Prolonged Addiction Can Cause Mental Illnesses to Develop

Of course, addiction will not cause inherited disorders such as autism but more common health problems such as depression and anxiety can easily be the result of an addiction. These types of disorders are caused by imbalanced chemicals in the brain, something that can come from excessive drug abuse.

As the person recovers from their addiction, the illness may fade or even disappear as the brain restores its chemical balances. Rehabilitation and therapy are the only ways to prevent or treat mental illness as a result of addiction.

Mood Disorders, in Particular, Leave a Person More Susceptible to Addiction

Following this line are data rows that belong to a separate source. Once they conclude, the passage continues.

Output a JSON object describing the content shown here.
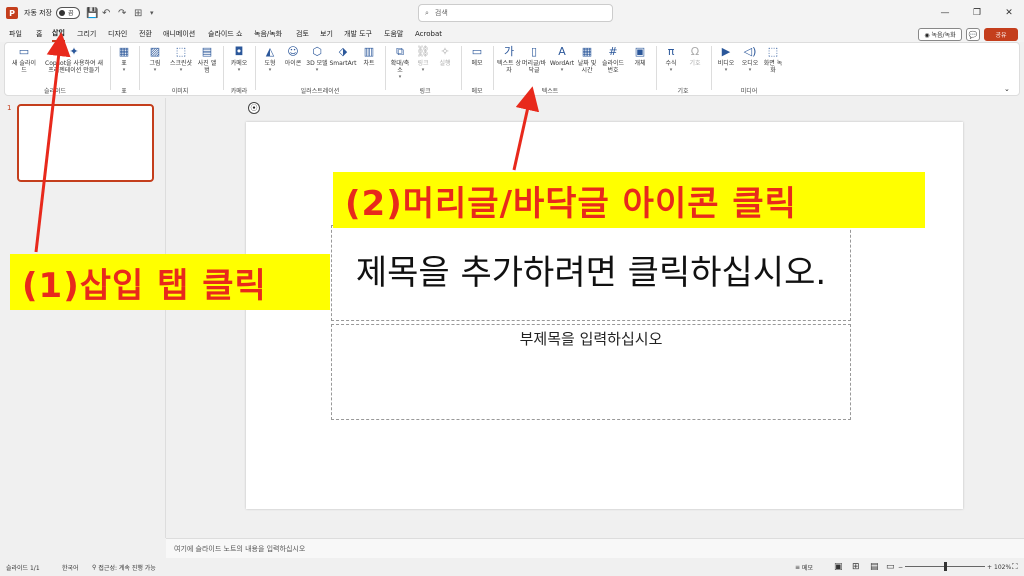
{
  "titlebar": {
    "autosave": "자동 저장",
    "toggle_state": "끔",
    "search_placeholder": "검색"
  },
  "tabs": [
    "파일",
    "홈",
    "삽입",
    "그리기",
    "디자인",
    "전환",
    "애니메이션",
    "슬라이드 쇼",
    "녹음/녹화",
    "검토",
    "보기",
    "개발 도구",
    "도움말",
    "Acrobat"
  ],
  "active_tab": "삽입",
  "right_buttons": {
    "record": "◉ 녹음/녹화",
    "share": "공유"
  },
  "ribbon": {
    "new_slide": "새 슬라이드",
    "copilot": "Copilot을 사용하여 새 프레젠테이션 만들기",
    "table": "표",
    "image": "그림",
    "screenshot": "스크린샷",
    "photo_album": "사진 앨범",
    "cameo": "카메오",
    "shapes": "도형",
    "icons": "아이콘",
    "model3d": "3D 모델",
    "smartart": "SmartArt",
    "chart": "차트",
    "zoom": "확대/축소",
    "link": "링크",
    "action": "실행",
    "comment": "메모",
    "textbox": "텍스트 상자",
    "header_footer": "머리글/바닥글",
    "wordart": "WordArt",
    "datetime": "날짜 및 시간",
    "slide_number": "슬라이드 번호",
    "object": "개체",
    "equation": "수식",
    "symbol": "기호",
    "video": "비디오",
    "audio": "오디오",
    "screen_record": "화면 녹화",
    "groups": {
      "slides": "슬라이드",
      "tables": "표",
      "images": "이미지",
      "camera": "카메라",
      "illustrations": "일러스트레이션",
      "links": "링크",
      "comments": "메모",
      "text": "텍스트",
      "symbols": "기호",
      "media": "미디어"
    }
  },
  "slide_pane": {
    "number": "1"
  },
  "slide": {
    "title_placeholder": "제목을 추가하려면 클릭하십시오.",
    "subtitle_placeholder": "부제목을 입력하십시오"
  },
  "notes": "여기에 슬라이드 노트의 내용을 입력하십시오",
  "status": {
    "slide_count": "슬라이드 1/1",
    "language": "한국어",
    "accessibility": "접근성: 계속 진행 가능",
    "notes_btn": "메모",
    "zoom": "102%"
  },
  "annotations": {
    "step1": "(1)삽입 탭 클릭",
    "step2": "(2)머리글/바닥글 아이콘 클릭"
  },
  "colors": {
    "accent": "#c43e1c",
    "callout_bg": "#ffff00",
    "callout_text": "#e8291c"
  }
}
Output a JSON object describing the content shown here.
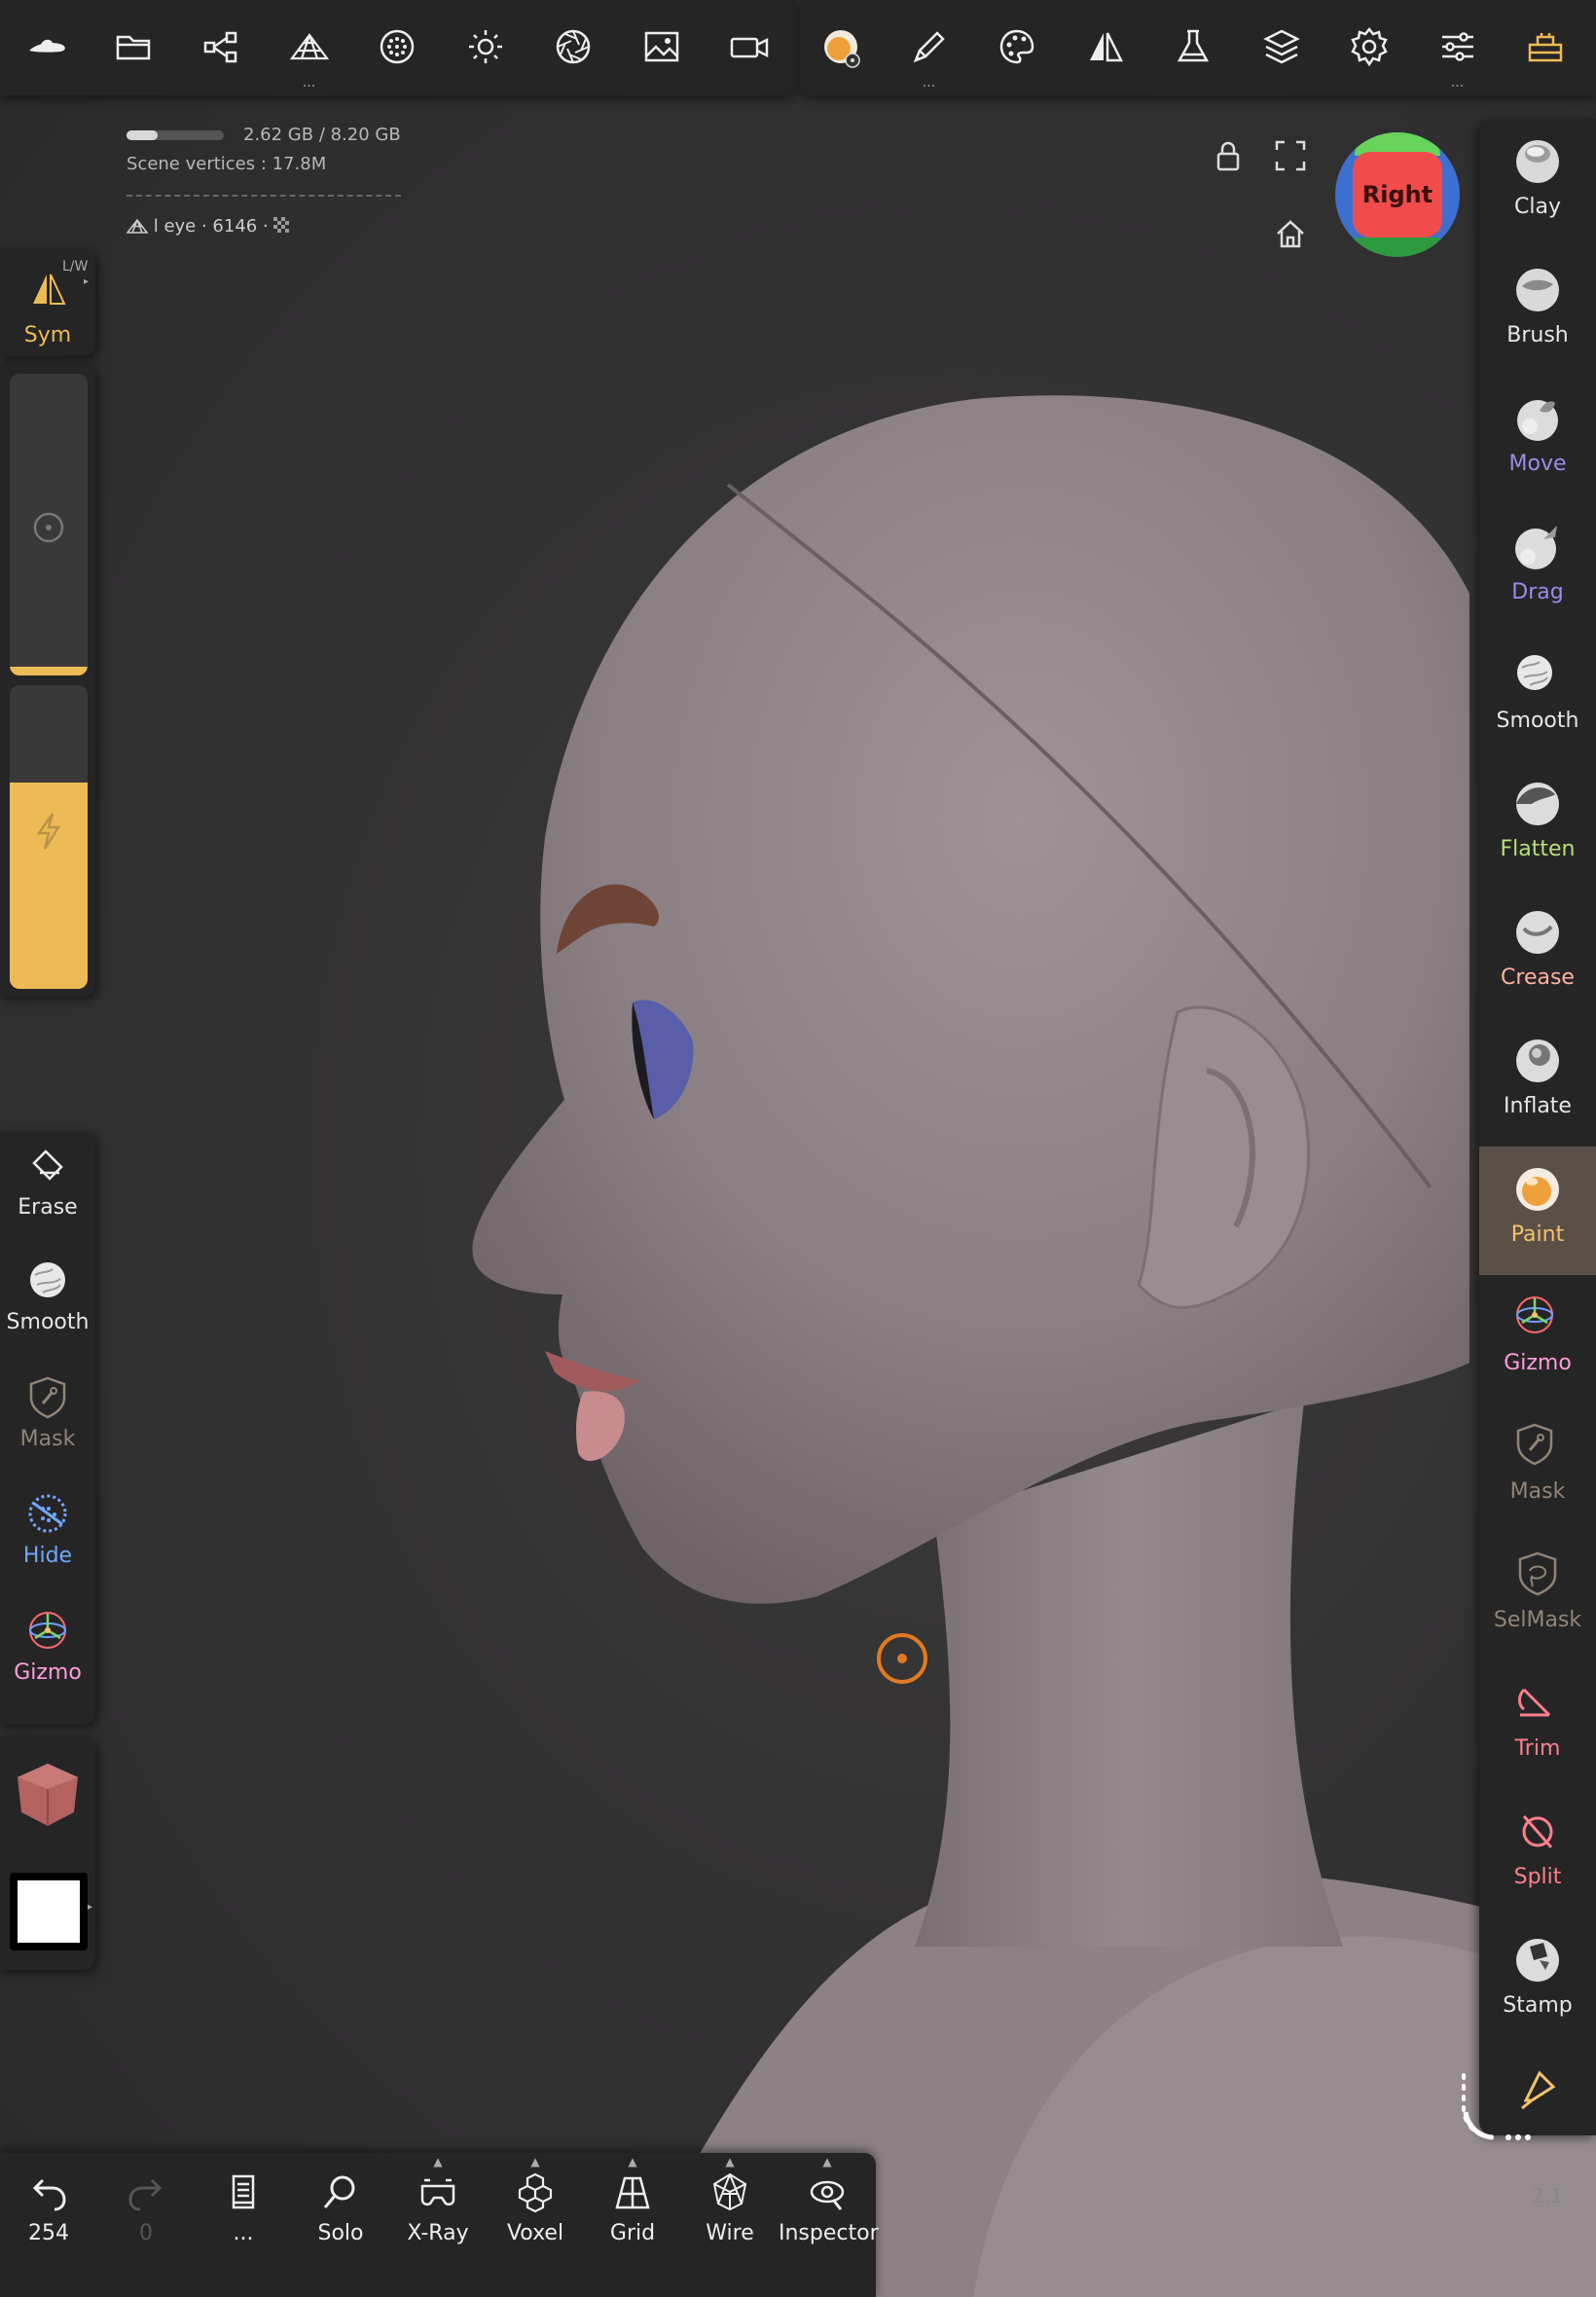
{
  "topbar": {
    "left_tools": [
      {
        "icon": "nomad-logo-icon"
      },
      {
        "icon": "folder-icon"
      },
      {
        "icon": "scene-graph-icon"
      },
      {
        "icon": "topology-icon",
        "more": "..."
      },
      {
        "icon": "material-sphere-icon"
      },
      {
        "icon": "light-icon"
      },
      {
        "icon": "camera-aperture-icon"
      },
      {
        "icon": "background-image-icon"
      },
      {
        "icon": "video-camera-icon"
      }
    ],
    "right_tools": [
      {
        "icon": "paint-material-icon"
      },
      {
        "icon": "stroke-icon",
        "more": "..."
      },
      {
        "icon": "palette-icon"
      },
      {
        "icon": "symmetry-icon"
      },
      {
        "icon": "flask-icon"
      },
      {
        "icon": "layers-icon"
      },
      {
        "icon": "settings-icon"
      },
      {
        "icon": "sliders-icon",
        "more": "..."
      },
      {
        "icon": "interface-icon"
      }
    ]
  },
  "info": {
    "memory": "2.62 GB / 8.20 GB",
    "memory_used_fraction": 0.32,
    "vertices": "Scene vertices :  17.8M",
    "object": "l eye · 6146 ·"
  },
  "navcube": {
    "face": "Right"
  },
  "left_panel": {
    "sym_label": "Sym",
    "sym_badge": "L/W",
    "radius_fraction": 0.03,
    "intensity_fraction": 0.68,
    "tools": [
      {
        "label": "Erase",
        "icon": "eraser-icon",
        "color": "#e6e6e6"
      },
      {
        "label": "Smooth",
        "icon": "smooth-icon",
        "color": "#e6e6e6"
      },
      {
        "label": "Mask",
        "icon": "mask-icon",
        "color": "#8f8476"
      },
      {
        "label": "Hide",
        "icon": "hide-icon",
        "color": "#6fa8ff"
      },
      {
        "label": "Gizmo",
        "icon": "gizmo-icon",
        "color": "#ff9edb"
      }
    ]
  },
  "right_panel": {
    "tools": [
      {
        "label": "Clay",
        "icon": "clay-icon",
        "color": "#e6e6e6"
      },
      {
        "label": "Brush",
        "icon": "brush-icon",
        "color": "#e6e6e6"
      },
      {
        "label": "Move",
        "icon": "move-icon",
        "color": "#9a8ce8"
      },
      {
        "label": "Drag",
        "icon": "drag-icon",
        "color": "#9a8ce8"
      },
      {
        "label": "Smooth",
        "icon": "smooth-icon",
        "color": "#e6e6e6"
      },
      {
        "label": "Flatten",
        "icon": "flatten-icon",
        "color": "#b7e07a"
      },
      {
        "label": "Crease",
        "icon": "crease-icon",
        "color": "#ffb39e"
      },
      {
        "label": "Inflate",
        "icon": "inflate-icon",
        "color": "#e6e6e6"
      },
      {
        "label": "Paint",
        "icon": "paint-icon",
        "color": "#f3c36b",
        "active": true
      },
      {
        "label": "Gizmo",
        "icon": "gizmo-icon",
        "color": "#ff9edb"
      },
      {
        "label": "Mask",
        "icon": "mask-icon",
        "color": "#8f8476"
      },
      {
        "label": "SelMask",
        "icon": "selmask-icon",
        "color": "#8f8476"
      },
      {
        "label": "Trim",
        "icon": "trim-icon",
        "color": "#ff7f8a"
      },
      {
        "label": "Split",
        "icon": "split-icon",
        "color": "#ff7f8a"
      },
      {
        "label": "Stamp",
        "icon": "stamp-icon",
        "color": "#e6e6e6"
      },
      {
        "label": "",
        "icon": "tube-icon",
        "color": "#f3c36b"
      }
    ]
  },
  "bottombar": {
    "tools": [
      {
        "label": "254",
        "icon": "undo-icon",
        "dim": false
      },
      {
        "label": "0",
        "icon": "redo-icon",
        "dim": true
      },
      {
        "label": "...",
        "icon": "history-icon",
        "dim": false
      },
      {
        "label": "Solo",
        "icon": "solo-icon",
        "dim": false
      },
      {
        "label": "X-Ray",
        "icon": "xray-icon",
        "dim": false,
        "caret": true
      },
      {
        "label": "Voxel",
        "icon": "voxel-icon",
        "dim": false,
        "caret": true
      },
      {
        "label": "Grid",
        "icon": "grid-icon",
        "dim": false,
        "caret": true
      },
      {
        "label": "Wire",
        "icon": "wireframe-icon",
        "dim": false,
        "caret": true
      },
      {
        "label": "Inspector",
        "icon": "inspector-icon",
        "dim": false,
        "caret": true
      }
    ]
  },
  "version": "2.1",
  "colors": {
    "accent": "#edbb55",
    "panel": "#262526",
    "background": "#333233",
    "paint_color": "#ffffff"
  }
}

While any mental illness can increase a person’s risk for addiction, people with mood disorders have been found to be most likely to abuse substances. One theory for this phenomenon is a generic vulnerability. People with mood disorders tend to have a gene that leaves them more likely to develop a mood disorder.

Similarly, this genetic vulnerability to mood disorders can cause a person to become addicted more easily than the average person. If a person who is more at-risk for addiction tries substances early in life, they also become far more likely to develop an addiction later.

Coping with an untreated mental illness is a recipe for disaster. The likelihood of self-medicating rises as does the odds of an addiction developing. On the opposite end of the spectrum, someone who has an addiction also becomes far more likely to develop mental illness or experience certain symptoms of mental illness. In both cases, the most important thing you can do is get treated. It is never too late to seek help.